When Mann wants a breather from dark topics and meticulous forms, he turns to everyday subjects like riding a San Francisco streetcar in the rain. But then he titles the poem “Ruin,” and on closer inspection, you realize that you’re reading a sonnet, in which all the lines are rhymes or off-rhymes of the words “rain” and “ruin”:
(My stop. I’ll brush against a dozen men
before I disembark into the rain
an older, rumpled man. If life is ruin,
then let it burn like Rome, like Dante’s rain.)
Mann’s poems may be dark, but they are also consistently impressive, and consistently lovely. The title poem, a tender and subtle eulogy combined with a real or imagined memory, brings together the themes of the collection; “Breakfast with Thom Gunn” serves up a convincing mix of sexuality, affection, urban life, death and literature, ending unsentimentally in the fifth stanza: “Our day together done, / I hug him in the cold. / And the train is gone.”
BREAKFAST WITH THOM GUNN

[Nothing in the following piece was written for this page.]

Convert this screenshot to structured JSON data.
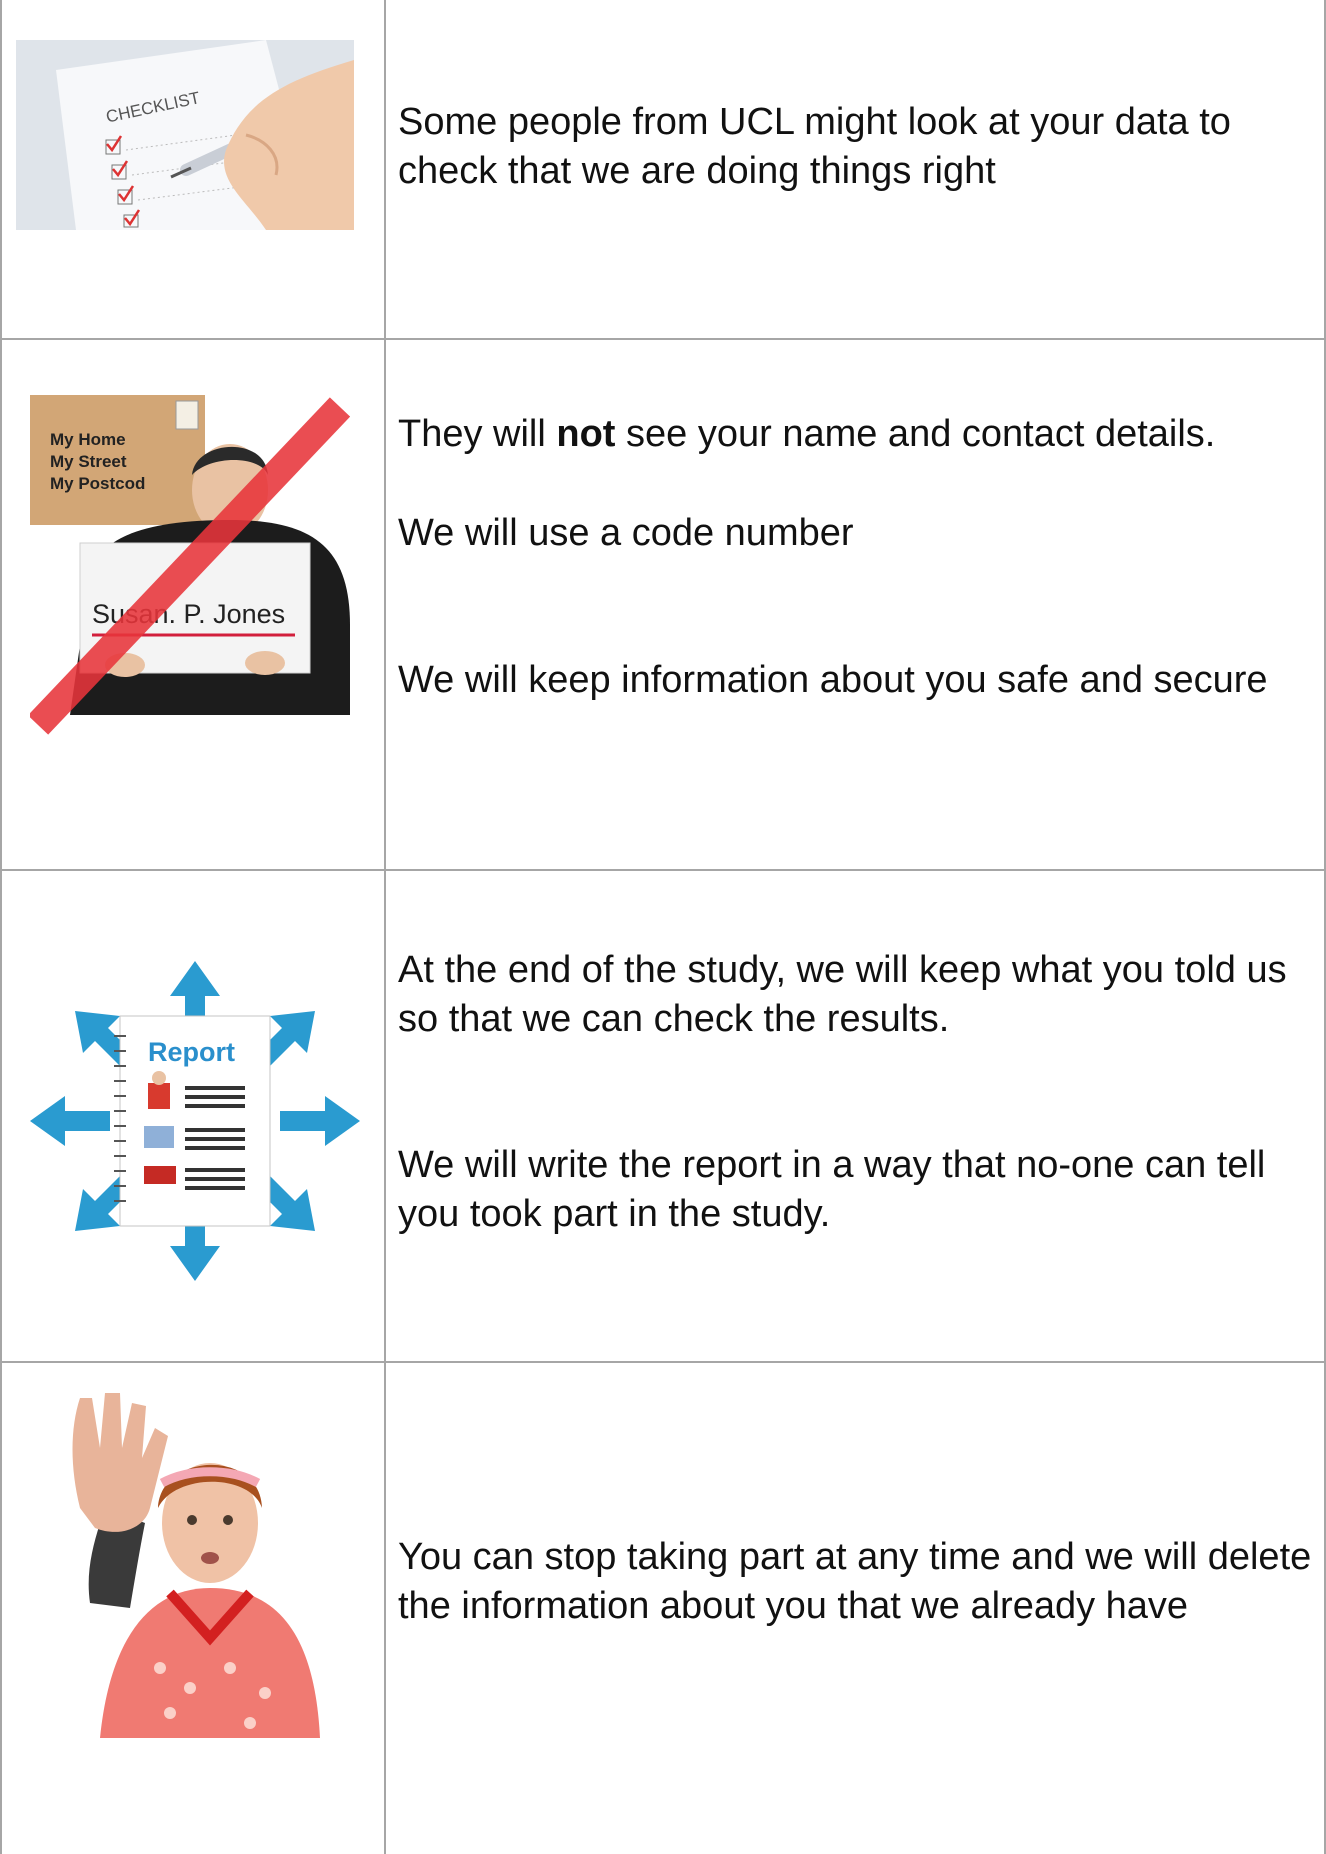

By Randall Mann
The University of Chicago Press
Paperback, $14.00, 65p